As I walked out the door on my way to run errands the other day, I noticed a pile of library books waiting to be returned. I grabbed them, stuffed them in my tote bag (ok, fine, Patrick: I "gently placed them" in my tote bag) and worked in a stop at the library in between grocery stops.
When I say a pile, I really do mean a pile. Lots of books. Heavy books. Hardcovers. The sort that--inevitably--get dropped all over the floor, right next to the book return, disturbing the dusty, midday quiet of the library. The lady working at the desk flinched and tried not to look too pained as I cleaned up my mess. I gave her a smile and a clumsy nod and promptly tripped over a floor mat. She watched me walk across the room as though expecting me to start flinging books off the shelves. Because I'm a spaz, I hid behind the first shelf I came to. (Have I mentioned that I get really embarrassed sometimes, and for no good reason? Seriously, dropping a pile of library books and stumbling is nothing compared to the graceful stunts I pull on a daily basis.) I chose a couple of books at random and went to check out, trying to act as normal as possible. "Is that all?" the librarian asked. "Only three? But you brought back such a large pile. Ah yes, and you have $4.50 in fines."

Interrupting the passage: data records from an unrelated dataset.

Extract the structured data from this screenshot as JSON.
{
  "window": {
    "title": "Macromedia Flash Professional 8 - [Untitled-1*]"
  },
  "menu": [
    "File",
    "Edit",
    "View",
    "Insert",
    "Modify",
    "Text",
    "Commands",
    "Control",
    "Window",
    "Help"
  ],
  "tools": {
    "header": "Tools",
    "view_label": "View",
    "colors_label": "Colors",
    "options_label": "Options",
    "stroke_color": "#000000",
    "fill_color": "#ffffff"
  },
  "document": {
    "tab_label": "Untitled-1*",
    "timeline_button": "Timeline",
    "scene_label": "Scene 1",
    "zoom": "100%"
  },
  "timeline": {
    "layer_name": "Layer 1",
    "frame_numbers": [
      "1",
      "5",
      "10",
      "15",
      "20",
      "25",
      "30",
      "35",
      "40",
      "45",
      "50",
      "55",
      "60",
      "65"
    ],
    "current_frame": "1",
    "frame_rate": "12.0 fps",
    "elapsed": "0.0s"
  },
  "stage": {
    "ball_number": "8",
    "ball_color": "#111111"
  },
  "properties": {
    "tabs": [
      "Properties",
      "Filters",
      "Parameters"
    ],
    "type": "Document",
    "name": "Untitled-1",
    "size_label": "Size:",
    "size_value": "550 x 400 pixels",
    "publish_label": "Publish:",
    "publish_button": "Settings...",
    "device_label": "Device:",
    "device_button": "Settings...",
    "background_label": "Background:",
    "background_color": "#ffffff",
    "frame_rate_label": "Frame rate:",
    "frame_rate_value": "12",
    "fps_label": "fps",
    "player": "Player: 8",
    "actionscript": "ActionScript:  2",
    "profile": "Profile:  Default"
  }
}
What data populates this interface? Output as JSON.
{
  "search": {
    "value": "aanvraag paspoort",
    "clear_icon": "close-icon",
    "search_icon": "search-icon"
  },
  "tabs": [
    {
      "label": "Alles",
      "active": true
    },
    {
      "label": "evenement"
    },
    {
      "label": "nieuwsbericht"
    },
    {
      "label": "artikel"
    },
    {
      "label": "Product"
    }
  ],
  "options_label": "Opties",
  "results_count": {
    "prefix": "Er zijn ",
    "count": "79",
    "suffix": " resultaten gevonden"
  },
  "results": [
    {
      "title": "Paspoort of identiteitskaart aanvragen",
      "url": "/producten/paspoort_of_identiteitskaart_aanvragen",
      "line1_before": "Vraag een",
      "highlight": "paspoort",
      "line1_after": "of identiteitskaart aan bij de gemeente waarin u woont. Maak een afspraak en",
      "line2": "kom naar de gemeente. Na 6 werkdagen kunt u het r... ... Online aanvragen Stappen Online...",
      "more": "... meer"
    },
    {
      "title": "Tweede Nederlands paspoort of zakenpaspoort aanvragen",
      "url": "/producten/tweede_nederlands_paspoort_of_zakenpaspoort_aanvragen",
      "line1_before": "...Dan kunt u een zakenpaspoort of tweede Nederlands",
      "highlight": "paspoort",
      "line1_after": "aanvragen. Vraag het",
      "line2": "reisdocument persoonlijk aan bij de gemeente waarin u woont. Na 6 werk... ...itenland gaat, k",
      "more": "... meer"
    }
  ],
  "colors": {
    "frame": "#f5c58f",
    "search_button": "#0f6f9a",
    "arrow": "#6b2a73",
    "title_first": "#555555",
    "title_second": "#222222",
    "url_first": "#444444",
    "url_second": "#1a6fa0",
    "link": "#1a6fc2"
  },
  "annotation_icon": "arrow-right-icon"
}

Apparently, the shelf behind which I had been hiding was part of the "serious(ly painful) literature" section, because I ended up checking out some Solzhenitsyn and two Thomas Hardy novels. I detest Hardy. Reading "Jude the Obscure" was one of the more disagreeable literary experiences of my life. And Solzhenitsyn? I know very little about him, beyond the fact that being able to spell his name feels like an accomplishment. He looks interesting enough, but as I sit here wanting something to read before bed, I'm not really sure that stories from a Soviet work camp are going to cut it. At least all three books are trade paperbacks and won't make too much noise when I drop them in front of the book return.